FB 2014 New Limit On Double Tax Relief
Thursday 8th May 2014
As previously announced in the Autumn Statement [see our UK Tax News article of 11 December 2013], the FB 2014 now includes provisions to limit double tax relief in respect of loan relationship, derivative and intangible fixed asset non trading credits to the amount of UK tax on the net amount of the credit after deducting related debits.
HMRC considers that, as there have been avoidance schemes which have sought to exploit mismatches between amounts of UK and foreign tax, the purpose of the new rules is to identify the amount of profit within the wider non trading profit that directly relates to the non trading credit on the loan relationship or other transaction giving rise to a claim for relief for foreign tax, which is then limited to the amount of corporation tax on that amount.
HMRC go on to say that, in practice, there will often not be any debits within the scope of the new rules, and give the example where a company receives interest from a foreign source after deduction of withholding tax. However, if the loan had been made in a foreign currency, and an exchange loss arises on the loan in an accounting period, this debit would now have to be taken into account when calculating the foreign tax relief credit. Similarly if a provision or impairment loss is recognised on a loan, this will now have to be taken into account when claiming foreign tax relief on any interest received which has suffered overseas tax.
The new rules do not contain any tax avoidance purpose test and could therefore apply to any situation where the conditions are met, i.e. where there are related non trading debits.

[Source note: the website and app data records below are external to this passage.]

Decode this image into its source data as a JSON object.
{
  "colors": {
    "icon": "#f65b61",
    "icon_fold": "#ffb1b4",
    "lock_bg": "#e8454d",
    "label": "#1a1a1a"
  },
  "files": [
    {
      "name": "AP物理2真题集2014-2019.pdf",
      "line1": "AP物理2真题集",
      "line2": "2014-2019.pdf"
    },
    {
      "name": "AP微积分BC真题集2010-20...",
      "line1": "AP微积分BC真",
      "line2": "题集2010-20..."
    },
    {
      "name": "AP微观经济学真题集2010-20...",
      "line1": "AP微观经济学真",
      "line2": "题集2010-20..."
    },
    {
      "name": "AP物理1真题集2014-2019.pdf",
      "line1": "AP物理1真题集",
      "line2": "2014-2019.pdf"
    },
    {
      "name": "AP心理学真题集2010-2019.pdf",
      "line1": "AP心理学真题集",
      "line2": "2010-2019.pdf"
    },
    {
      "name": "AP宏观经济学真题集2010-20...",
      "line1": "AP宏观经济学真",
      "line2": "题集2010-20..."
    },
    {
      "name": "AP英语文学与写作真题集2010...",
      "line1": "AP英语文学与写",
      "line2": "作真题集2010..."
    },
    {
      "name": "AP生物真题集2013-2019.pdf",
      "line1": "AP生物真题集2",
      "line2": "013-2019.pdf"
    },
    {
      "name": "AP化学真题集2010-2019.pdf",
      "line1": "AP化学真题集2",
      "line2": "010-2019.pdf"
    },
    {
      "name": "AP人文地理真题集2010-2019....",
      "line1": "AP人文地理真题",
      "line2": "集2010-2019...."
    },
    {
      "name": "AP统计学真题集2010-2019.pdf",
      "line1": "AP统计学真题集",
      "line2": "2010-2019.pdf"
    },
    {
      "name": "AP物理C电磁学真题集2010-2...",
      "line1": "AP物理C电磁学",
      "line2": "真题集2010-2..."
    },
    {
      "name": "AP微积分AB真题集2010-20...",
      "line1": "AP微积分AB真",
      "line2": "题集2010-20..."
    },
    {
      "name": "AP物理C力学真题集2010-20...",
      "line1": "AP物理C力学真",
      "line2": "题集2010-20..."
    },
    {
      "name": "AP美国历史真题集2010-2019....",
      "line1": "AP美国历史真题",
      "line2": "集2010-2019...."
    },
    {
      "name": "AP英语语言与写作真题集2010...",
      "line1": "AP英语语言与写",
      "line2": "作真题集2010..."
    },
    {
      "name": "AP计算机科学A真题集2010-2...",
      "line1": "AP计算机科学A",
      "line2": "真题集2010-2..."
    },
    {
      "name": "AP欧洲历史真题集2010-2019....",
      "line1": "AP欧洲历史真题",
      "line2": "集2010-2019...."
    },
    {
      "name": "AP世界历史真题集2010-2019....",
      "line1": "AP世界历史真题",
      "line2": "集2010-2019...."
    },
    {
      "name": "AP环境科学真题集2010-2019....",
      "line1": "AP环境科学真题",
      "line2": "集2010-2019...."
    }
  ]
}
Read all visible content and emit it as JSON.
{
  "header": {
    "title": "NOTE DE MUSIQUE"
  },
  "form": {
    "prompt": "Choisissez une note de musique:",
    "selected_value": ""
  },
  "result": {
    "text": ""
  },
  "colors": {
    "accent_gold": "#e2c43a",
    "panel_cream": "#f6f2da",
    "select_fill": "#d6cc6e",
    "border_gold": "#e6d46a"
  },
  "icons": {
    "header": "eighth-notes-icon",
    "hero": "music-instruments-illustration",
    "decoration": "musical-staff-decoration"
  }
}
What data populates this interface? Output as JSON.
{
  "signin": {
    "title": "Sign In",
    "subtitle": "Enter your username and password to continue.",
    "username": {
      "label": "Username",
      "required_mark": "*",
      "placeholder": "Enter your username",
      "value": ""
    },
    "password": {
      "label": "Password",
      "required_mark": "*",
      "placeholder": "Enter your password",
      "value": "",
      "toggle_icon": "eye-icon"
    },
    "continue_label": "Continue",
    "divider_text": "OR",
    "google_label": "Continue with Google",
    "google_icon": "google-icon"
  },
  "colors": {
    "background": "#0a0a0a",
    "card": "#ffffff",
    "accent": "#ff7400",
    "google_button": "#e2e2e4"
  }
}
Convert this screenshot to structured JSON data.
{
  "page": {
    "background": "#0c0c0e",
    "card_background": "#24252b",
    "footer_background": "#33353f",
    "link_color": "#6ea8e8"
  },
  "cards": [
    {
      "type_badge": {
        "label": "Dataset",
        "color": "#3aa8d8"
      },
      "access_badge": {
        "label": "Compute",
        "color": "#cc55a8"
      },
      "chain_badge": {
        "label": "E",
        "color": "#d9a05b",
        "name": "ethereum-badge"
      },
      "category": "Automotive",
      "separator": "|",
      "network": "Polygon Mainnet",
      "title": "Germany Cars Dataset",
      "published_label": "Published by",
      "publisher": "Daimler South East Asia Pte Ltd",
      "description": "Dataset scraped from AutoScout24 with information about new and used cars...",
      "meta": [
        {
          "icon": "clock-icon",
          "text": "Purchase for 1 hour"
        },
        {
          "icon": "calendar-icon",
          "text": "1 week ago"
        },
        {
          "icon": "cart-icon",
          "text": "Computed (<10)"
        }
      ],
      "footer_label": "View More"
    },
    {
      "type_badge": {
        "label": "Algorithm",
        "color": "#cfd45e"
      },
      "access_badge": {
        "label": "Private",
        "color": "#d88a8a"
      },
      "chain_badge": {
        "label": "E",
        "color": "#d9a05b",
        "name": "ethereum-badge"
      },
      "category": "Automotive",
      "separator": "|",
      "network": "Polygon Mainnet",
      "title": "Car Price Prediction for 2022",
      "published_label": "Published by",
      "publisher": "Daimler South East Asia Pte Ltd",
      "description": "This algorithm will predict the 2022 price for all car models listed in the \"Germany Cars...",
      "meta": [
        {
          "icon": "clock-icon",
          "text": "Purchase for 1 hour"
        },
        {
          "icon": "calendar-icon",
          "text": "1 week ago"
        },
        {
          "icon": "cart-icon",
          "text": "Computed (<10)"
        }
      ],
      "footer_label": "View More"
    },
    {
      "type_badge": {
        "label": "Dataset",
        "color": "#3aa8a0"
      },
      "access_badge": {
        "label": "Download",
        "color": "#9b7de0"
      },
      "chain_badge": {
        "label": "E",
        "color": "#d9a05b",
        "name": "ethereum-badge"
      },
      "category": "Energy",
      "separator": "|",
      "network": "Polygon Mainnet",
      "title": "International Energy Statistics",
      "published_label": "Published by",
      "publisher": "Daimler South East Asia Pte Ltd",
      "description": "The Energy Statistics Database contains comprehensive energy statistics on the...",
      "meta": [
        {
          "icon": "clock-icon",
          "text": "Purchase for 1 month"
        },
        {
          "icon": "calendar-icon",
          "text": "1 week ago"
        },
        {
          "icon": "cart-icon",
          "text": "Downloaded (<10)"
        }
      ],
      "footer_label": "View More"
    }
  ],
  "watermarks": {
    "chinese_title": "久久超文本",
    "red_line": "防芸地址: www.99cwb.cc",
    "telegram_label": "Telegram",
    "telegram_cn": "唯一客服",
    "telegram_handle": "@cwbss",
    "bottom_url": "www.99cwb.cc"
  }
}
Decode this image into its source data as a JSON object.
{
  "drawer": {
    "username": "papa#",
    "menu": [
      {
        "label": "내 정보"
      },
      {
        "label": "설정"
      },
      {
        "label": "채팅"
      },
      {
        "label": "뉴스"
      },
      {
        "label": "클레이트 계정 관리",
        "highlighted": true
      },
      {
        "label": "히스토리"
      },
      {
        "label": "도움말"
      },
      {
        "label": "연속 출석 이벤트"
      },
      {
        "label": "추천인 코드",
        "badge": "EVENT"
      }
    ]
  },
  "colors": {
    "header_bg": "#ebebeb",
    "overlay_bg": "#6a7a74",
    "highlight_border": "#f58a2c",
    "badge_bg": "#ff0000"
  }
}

The new rules apply for accounting periods beginning on or after 5 December 2013. For accounting periods which straddle this date, the new rule applies as if the accounting period is split into two separate accounting periods, one relating to the period before 5 December 2013 and one relating to the period on or after that date.Contact Us